Task requirements >> Output the data in full. Keep every word exact and exclude the pictures.

Data records >>
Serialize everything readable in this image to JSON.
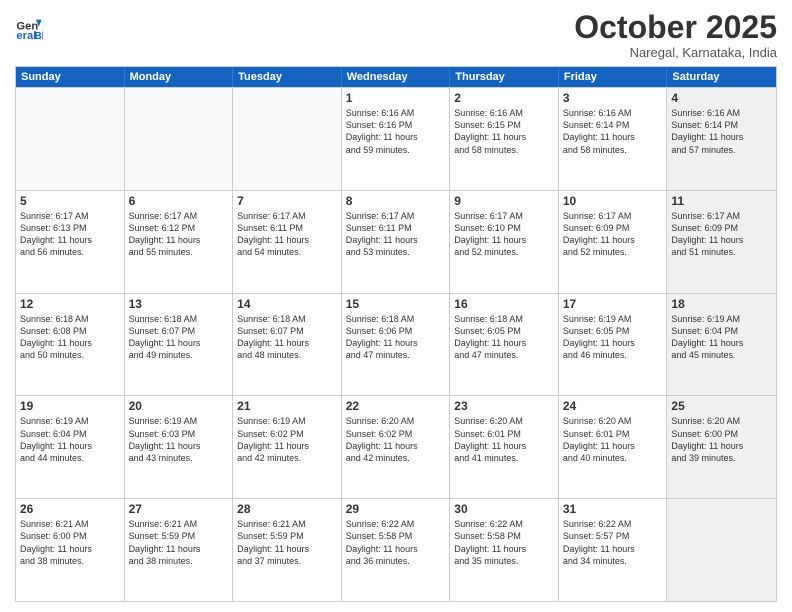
{
  "header": {
    "logo_general": "General",
    "logo_blue": "Blue",
    "month_title": "October 2025",
    "subtitle": "Naregal, Karnataka, India"
  },
  "weekdays": [
    "Sunday",
    "Monday",
    "Tuesday",
    "Wednesday",
    "Thursday",
    "Friday",
    "Saturday"
  ],
  "rows": [
    [
      {
        "day": "",
        "text": "",
        "empty": true
      },
      {
        "day": "",
        "text": "",
        "empty": true
      },
      {
        "day": "",
        "text": "",
        "empty": true
      },
      {
        "day": "1",
        "text": "Sunrise: 6:16 AM\nSunset: 6:16 PM\nDaylight: 11 hours\nand 59 minutes."
      },
      {
        "day": "2",
        "text": "Sunrise: 6:16 AM\nSunset: 6:15 PM\nDaylight: 11 hours\nand 58 minutes."
      },
      {
        "day": "3",
        "text": "Sunrise: 6:16 AM\nSunset: 6:14 PM\nDaylight: 11 hours\nand 58 minutes."
      },
      {
        "day": "4",
        "text": "Sunrise: 6:16 AM\nSunset: 6:14 PM\nDaylight: 11 hours\nand 57 minutes.",
        "shaded": true
      }
    ],
    [
      {
        "day": "5",
        "text": "Sunrise: 6:17 AM\nSunset: 6:13 PM\nDaylight: 11 hours\nand 56 minutes."
      },
      {
        "day": "6",
        "text": "Sunrise: 6:17 AM\nSunset: 6:12 PM\nDaylight: 11 hours\nand 55 minutes."
      },
      {
        "day": "7",
        "text": "Sunrise: 6:17 AM\nSunset: 6:11 PM\nDaylight: 11 hours\nand 54 minutes."
      },
      {
        "day": "8",
        "text": "Sunrise: 6:17 AM\nSunset: 6:11 PM\nDaylight: 11 hours\nand 53 minutes."
      },
      {
        "day": "9",
        "text": "Sunrise: 6:17 AM\nSunset: 6:10 PM\nDaylight: 11 hours\nand 52 minutes."
      },
      {
        "day": "10",
        "text": "Sunrise: 6:17 AM\nSunset: 6:09 PM\nDaylight: 11 hours\nand 52 minutes."
      },
      {
        "day": "11",
        "text": "Sunrise: 6:17 AM\nSunset: 6:09 PM\nDaylight: 11 hours\nand 51 minutes.",
        "shaded": true
      }
    ],
    [
      {
        "day": "12",
        "text": "Sunrise: 6:18 AM\nSunset: 6:08 PM\nDaylight: 11 hours\nand 50 minutes."
      },
      {
        "day": "13",
        "text": "Sunrise: 6:18 AM\nSunset: 6:07 PM\nDaylight: 11 hours\nand 49 minutes."
      },
      {
        "day": "14",
        "text": "Sunrise: 6:18 AM\nSunset: 6:07 PM\nDaylight: 11 hours\nand 48 minutes."
      },
      {
        "day": "15",
        "text": "Sunrise: 6:18 AM\nSunset: 6:06 PM\nDaylight: 11 hours\nand 47 minutes."
      },
      {
        "day": "16",
        "text": "Sunrise: 6:18 AM\nSunset: 6:05 PM\nDaylight: 11 hours\nand 47 minutes."
      },
      {
        "day": "17",
        "text": "Sunrise: 6:19 AM\nSunset: 6:05 PM\nDaylight: 11 hours\nand 46 minutes."
      },
      {
        "day": "18",
        "text": "Sunrise: 6:19 AM\nSunset: 6:04 PM\nDaylight: 11 hours\nand 45 minutes.",
        "shaded": true
      }
    ],
    [
      {
        "day": "19",
        "text": "Sunrise: 6:19 AM\nSunset: 6:04 PM\nDaylight: 11 hours\nand 44 minutes."
      },
      {
        "day": "20",
        "text": "Sunrise: 6:19 AM\nSunset: 6:03 PM\nDaylight: 11 hours\nand 43 minutes."
      },
      {
        "day": "21",
        "text": "Sunrise: 6:19 AM\nSunset: 6:02 PM\nDaylight: 11 hours\nand 42 minutes."
      },
      {
        "day": "22",
        "text": "Sunrise: 6:20 AM\nSunset: 6:02 PM\nDaylight: 11 hours\nand 42 minutes."
      },
      {
        "day": "23",
        "text": "Sunrise: 6:20 AM\nSunset: 6:01 PM\nDaylight: 11 hours\nand 41 minutes."
      },
      {
        "day": "24",
        "text": "Sunrise: 6:20 AM\nSunset: 6:01 PM\nDaylight: 11 hours\nand 40 minutes."
      },
      {
        "day": "25",
        "text": "Sunrise: 6:20 AM\nSunset: 6:00 PM\nDaylight: 11 hours\nand 39 minutes.",
        "shaded": true
      }
    ],
    [
      {
        "day": "26",
        "text": "Sunrise: 6:21 AM\nSunset: 6:00 PM\nDaylight: 11 hours\nand 38 minutes."
      },
      {
        "day": "27",
        "text": "Sunrise: 6:21 AM\nSunset: 5:59 PM\nDaylight: 11 hours\nand 38 minutes."
      },
      {
        "day": "28",
        "text": "Sunrise: 6:21 AM\nSunset: 5:59 PM\nDaylight: 11 hours\nand 37 minutes."
      },
      {
        "day": "29",
        "text": "Sunrise: 6:22 AM\nSunset: 5:58 PM\nDaylight: 11 hours\nand 36 minutes."
      },
      {
        "day": "30",
        "text": "Sunrise: 6:22 AM\nSunset: 5:58 PM\nDaylight: 11 hours\nand 35 minutes."
      },
      {
        "day": "31",
        "text": "Sunrise: 6:22 AM\nSunset: 5:57 PM\nDaylight: 11 hours\nand 34 minutes."
      },
      {
        "day": "",
        "text": "",
        "empty": true,
        "shaded": true
      }
    ]
  ]
}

Result of this exercise >>
Serialize everything readable in this image to JSON.
{
  "header": {
    "logo_general": "General",
    "logo_blue": "Blue",
    "month_title": "October 2025",
    "subtitle": "Naregal, Karnataka, India"
  },
  "weekdays": [
    "Sunday",
    "Monday",
    "Tuesday",
    "Wednesday",
    "Thursday",
    "Friday",
    "Saturday"
  ],
  "rows": [
    [
      {
        "day": "",
        "text": "",
        "empty": true
      },
      {
        "day": "",
        "text": "",
        "empty": true
      },
      {
        "day": "",
        "text": "",
        "empty": true
      },
      {
        "day": "1",
        "text": "Sunrise: 6:16 AM\nSunset: 6:16 PM\nDaylight: 11 hours\nand 59 minutes."
      },
      {
        "day": "2",
        "text": "Sunrise: 6:16 AM\nSunset: 6:15 PM\nDaylight: 11 hours\nand 58 minutes."
      },
      {
        "day": "3",
        "text": "Sunrise: 6:16 AM\nSunset: 6:14 PM\nDaylight: 11 hours\nand 58 minutes."
      },
      {
        "day": "4",
        "text": "Sunrise: 6:16 AM\nSunset: 6:14 PM\nDaylight: 11 hours\nand 57 minutes.",
        "shaded": true
      }
    ],
    [
      {
        "day": "5",
        "text": "Sunrise: 6:17 AM\nSunset: 6:13 PM\nDaylight: 11 hours\nand 56 minutes."
      },
      {
        "day": "6",
        "text": "Sunrise: 6:17 AM\nSunset: 6:12 PM\nDaylight: 11 hours\nand 55 minutes."
      },
      {
        "day": "7",
        "text": "Sunrise: 6:17 AM\nSunset: 6:11 PM\nDaylight: 11 hours\nand 54 minutes."
      },
      {
        "day": "8",
        "text": "Sunrise: 6:17 AM\nSunset: 6:11 PM\nDaylight: 11 hours\nand 53 minutes."
      },
      {
        "day": "9",
        "text": "Sunrise: 6:17 AM\nSunset: 6:10 PM\nDaylight: 11 hours\nand 52 minutes."
      },
      {
        "day": "10",
        "text": "Sunrise: 6:17 AM\nSunset: 6:09 PM\nDaylight: 11 hours\nand 52 minutes."
      },
      {
        "day": "11",
        "text": "Sunrise: 6:17 AM\nSunset: 6:09 PM\nDaylight: 11 hours\nand 51 minutes.",
        "shaded": true
      }
    ],
    [
      {
        "day": "12",
        "text": "Sunrise: 6:18 AM\nSunset: 6:08 PM\nDaylight: 11 hours\nand 50 minutes."
      },
      {
        "day": "13",
        "text": "Sunrise: 6:18 AM\nSunset: 6:07 PM\nDaylight: 11 hours\nand 49 minutes."
      },
      {
        "day": "14",
        "text": "Sunrise: 6:18 AM\nSunset: 6:07 PM\nDaylight: 11 hours\nand 48 minutes."
      },
      {
        "day": "15",
        "text": "Sunrise: 6:18 AM\nSunset: 6:06 PM\nDaylight: 11 hours\nand 47 minutes."
      },
      {
        "day": "16",
        "text": "Sunrise: 6:18 AM\nSunset: 6:05 PM\nDaylight: 11 hours\nand 47 minutes."
      },
      {
        "day": "17",
        "text": "Sunrise: 6:19 AM\nSunset: 6:05 PM\nDaylight: 11 hours\nand 46 minutes."
      },
      {
        "day": "18",
        "text": "Sunrise: 6:19 AM\nSunset: 6:04 PM\nDaylight: 11 hours\nand 45 minutes.",
        "shaded": true
      }
    ],
    [
      {
        "day": "19",
        "text": "Sunrise: 6:19 AM\nSunset: 6:04 PM\nDaylight: 11 hours\nand 44 minutes."
      },
      {
        "day": "20",
        "text": "Sunrise: 6:19 AM\nSunset: 6:03 PM\nDaylight: 11 hours\nand 43 minutes."
      },
      {
        "day": "21",
        "text": "Sunrise: 6:19 AM\nSunset: 6:02 PM\nDaylight: 11 hours\nand 42 minutes."
      },
      {
        "day": "22",
        "text": "Sunrise: 6:20 AM\nSunset: 6:02 PM\nDaylight: 11 hours\nand 42 minutes."
      },
      {
        "day": "23",
        "text": "Sunrise: 6:20 AM\nSunset: 6:01 PM\nDaylight: 11 hours\nand 41 minutes."
      },
      {
        "day": "24",
        "text": "Sunrise: 6:20 AM\nSunset: 6:01 PM\nDaylight: 11 hours\nand 40 minutes."
      },
      {
        "day": "25",
        "text": "Sunrise: 6:20 AM\nSunset: 6:00 PM\nDaylight: 11 hours\nand 39 minutes.",
        "shaded": true
      }
    ],
    [
      {
        "day": "26",
        "text": "Sunrise: 6:21 AM\nSunset: 6:00 PM\nDaylight: 11 hours\nand 38 minutes."
      },
      {
        "day": "27",
        "text": "Sunrise: 6:21 AM\nSunset: 5:59 PM\nDaylight: 11 hours\nand 38 minutes."
      },
      {
        "day": "28",
        "text": "Sunrise: 6:21 AM\nSunset: 5:59 PM\nDaylight: 11 hours\nand 37 minutes."
      },
      {
        "day": "29",
        "text": "Sunrise: 6:22 AM\nSunset: 5:58 PM\nDaylight: 11 hours\nand 36 minutes."
      },
      {
        "day": "30",
        "text": "Sunrise: 6:22 AM\nSunset: 5:58 PM\nDaylight: 11 hours\nand 35 minutes."
      },
      {
        "day": "31",
        "text": "Sunrise: 6:22 AM\nSunset: 5:57 PM\nDaylight: 11 hours\nand 34 minutes."
      },
      {
        "day": "",
        "text": "",
        "empty": true,
        "shaded": true
      }
    ]
  ]
}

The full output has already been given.